The technology surrounding the Voyage project has got me thinking.
I wonder how you would feel about the prospect of being able to sample at a deep, detailed, micro, level - at the level of vowel sounds - Agnetha and Frida's singing voices, taken from their solo and ABBA recordings? Imagine that by doing this it would be possible to 'construct' a realistic-sounding duet 'performance' and recording of Agnetha and Frida 'singing', say, I Know Him So Well. Not to mention other possibilities!
Do you find this idea a turn-off, or would you welcome it? I view it with a mixture of being intrigued, excited, and feeling slightly disturbed.
richard , I would welcome it, but with some reservations.
What you're talking about is vocal synthesis - as for "deep, detailed, micro, level" I'll assume you're leaning toward the machine learning side... deepfake, and not the VOCALOID-esque iteration (that one with robotic inflection)
Within today's technology, it has yet to be perfected. It's possible but it'll have to be pushed out of the limitations to get to that.
Machine learning based vocal synthesis is mostly rough, but could be winged out with some fine-tuning, though not convincingly enough so far in this century.
A YouTube channel called Vocal Synthesis has attempted to grab as many vocal samples available to get a profile of Frank Sinatra's voice just to sing a handful of songs he'd be unlikely to sing. (Dancing Queen)
The result is mostly rough; not even fine-tuning by others could save it in this capability. That channel is also a proof of concept that it could handle conversational voices well (and we'll never run out of Frida and Agnetha saying "Hello California, we're here!" or "Bonjour Paris".)
There's possible scenarios that can reach to the point of uncanny valley.
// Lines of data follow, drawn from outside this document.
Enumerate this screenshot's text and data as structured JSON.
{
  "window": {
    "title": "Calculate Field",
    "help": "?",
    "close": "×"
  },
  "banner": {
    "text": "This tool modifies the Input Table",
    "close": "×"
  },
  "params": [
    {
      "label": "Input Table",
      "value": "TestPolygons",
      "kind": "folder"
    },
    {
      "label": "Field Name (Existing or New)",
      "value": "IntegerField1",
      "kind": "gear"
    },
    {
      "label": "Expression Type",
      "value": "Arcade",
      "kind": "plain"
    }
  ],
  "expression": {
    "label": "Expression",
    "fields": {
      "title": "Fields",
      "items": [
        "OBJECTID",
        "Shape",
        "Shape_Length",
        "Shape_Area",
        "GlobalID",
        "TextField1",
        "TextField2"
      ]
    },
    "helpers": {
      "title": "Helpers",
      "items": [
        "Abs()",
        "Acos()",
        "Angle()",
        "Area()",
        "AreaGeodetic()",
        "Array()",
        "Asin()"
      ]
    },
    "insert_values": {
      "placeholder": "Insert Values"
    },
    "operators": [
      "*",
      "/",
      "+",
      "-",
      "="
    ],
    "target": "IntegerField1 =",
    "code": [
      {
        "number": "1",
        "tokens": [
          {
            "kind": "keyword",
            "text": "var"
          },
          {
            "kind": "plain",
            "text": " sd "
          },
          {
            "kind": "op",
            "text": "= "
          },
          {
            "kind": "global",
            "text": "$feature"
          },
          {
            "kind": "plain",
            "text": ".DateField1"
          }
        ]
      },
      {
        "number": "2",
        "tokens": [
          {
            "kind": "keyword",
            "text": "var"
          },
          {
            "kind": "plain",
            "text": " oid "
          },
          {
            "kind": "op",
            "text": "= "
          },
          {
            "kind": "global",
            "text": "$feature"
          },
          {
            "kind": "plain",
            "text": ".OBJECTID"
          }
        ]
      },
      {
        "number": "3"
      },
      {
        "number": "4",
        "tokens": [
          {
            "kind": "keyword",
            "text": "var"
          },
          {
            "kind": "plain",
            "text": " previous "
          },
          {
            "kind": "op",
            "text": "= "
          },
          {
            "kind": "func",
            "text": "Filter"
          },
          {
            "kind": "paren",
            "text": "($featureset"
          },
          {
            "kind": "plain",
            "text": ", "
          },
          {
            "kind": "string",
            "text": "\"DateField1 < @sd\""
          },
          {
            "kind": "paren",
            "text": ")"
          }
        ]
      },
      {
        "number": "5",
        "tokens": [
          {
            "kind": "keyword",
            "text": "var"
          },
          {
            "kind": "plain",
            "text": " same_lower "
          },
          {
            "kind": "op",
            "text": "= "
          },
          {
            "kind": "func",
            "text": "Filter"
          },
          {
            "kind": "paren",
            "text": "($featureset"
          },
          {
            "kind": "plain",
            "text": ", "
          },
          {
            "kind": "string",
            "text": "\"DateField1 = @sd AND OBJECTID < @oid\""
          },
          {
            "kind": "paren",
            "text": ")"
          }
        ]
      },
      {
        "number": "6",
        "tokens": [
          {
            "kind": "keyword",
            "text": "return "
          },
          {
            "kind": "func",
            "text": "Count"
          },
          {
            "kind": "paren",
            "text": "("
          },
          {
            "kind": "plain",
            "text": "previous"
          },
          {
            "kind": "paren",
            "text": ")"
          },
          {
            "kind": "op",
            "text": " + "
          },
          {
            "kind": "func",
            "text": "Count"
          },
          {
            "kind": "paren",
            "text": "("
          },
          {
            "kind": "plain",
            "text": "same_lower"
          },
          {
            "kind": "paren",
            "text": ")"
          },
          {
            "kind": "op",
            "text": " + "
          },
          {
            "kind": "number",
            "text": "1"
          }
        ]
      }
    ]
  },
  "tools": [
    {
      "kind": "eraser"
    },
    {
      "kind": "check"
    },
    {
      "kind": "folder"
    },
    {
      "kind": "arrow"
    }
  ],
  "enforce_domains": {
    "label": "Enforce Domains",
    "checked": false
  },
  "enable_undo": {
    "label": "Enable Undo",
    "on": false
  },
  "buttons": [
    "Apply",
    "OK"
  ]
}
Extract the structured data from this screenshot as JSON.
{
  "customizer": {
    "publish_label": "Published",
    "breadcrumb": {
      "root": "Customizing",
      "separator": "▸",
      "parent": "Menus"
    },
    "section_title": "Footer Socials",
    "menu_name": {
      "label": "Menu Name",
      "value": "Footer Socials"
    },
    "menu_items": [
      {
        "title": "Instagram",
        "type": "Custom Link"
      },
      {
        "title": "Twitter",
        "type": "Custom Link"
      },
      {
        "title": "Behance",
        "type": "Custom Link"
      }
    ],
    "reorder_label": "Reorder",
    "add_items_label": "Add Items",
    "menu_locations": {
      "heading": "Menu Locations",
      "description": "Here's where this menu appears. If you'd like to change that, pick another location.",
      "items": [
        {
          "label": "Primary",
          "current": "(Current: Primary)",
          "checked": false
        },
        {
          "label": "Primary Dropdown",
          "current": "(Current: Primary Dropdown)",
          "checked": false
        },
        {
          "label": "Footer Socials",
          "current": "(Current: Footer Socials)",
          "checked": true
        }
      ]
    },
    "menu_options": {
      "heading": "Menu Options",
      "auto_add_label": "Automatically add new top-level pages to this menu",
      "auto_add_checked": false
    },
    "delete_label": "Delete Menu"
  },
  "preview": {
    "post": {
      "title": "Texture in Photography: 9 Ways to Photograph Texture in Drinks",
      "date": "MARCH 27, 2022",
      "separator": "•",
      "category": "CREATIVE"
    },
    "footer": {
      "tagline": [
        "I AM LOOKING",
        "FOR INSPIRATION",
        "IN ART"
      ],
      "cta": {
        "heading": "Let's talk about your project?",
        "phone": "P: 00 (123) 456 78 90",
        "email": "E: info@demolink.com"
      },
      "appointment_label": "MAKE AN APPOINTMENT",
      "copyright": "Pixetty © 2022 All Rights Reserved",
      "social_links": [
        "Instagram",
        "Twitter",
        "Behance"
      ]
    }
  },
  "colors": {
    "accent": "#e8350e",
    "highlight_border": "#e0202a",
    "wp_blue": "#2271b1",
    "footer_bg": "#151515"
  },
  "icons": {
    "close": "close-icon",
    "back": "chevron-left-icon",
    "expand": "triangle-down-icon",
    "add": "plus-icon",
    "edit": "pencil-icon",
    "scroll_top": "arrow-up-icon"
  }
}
One of them involves a large number of vocal samples (good if it accounts for rising tone, falling tone, speaking Swedish, all of that), a better model built on it, and something groundbreaking yet proprietary (a better learning model or algorithm, I suppose), or the good old reliable open source.
Given the abundance of recent internet memes using models of vocal synthesis to make a joke come to life, one would assume that the benefits outweigh the risks. I fall into that camp where indeed it outweighs the risks - as long as there is solution to detect and distinguish synthesized voice from recorded, pure voice.
There's so many debates regarding this, and it's intriguing for a phenomenon that just took off years ago.
I would also like to comment that ABBA or Polar Music would make a smart move to protect their voices, if they do use this vocal synthesis technology. x
Thanks, Jonathan. Your response was far better than my cursorily set-out post deserved! You've covered it far more capably than I could. Of course, the technical challenges of getting a convincing artifact of their voices is difficult enough, let alone the copyright and ethical issues you've pointed out.
I feel that in the future anything will be possible. Do I think that means anything should be done? No. But my opinion doesn't and won't matter because it will happen anyway. I believe there's a cut-off point but who decides where that is? Not everybody is keen on the Abbatars. Many have quite anti views about it. But still it's here, the genie is out of the bottle. I'm all for the Abbatars but that doesn't mean I think it would be good to hear Agnetha and Frida sing I Know Him So Well using vocal trickery. It would sure be interesting but it sits uneasily with me.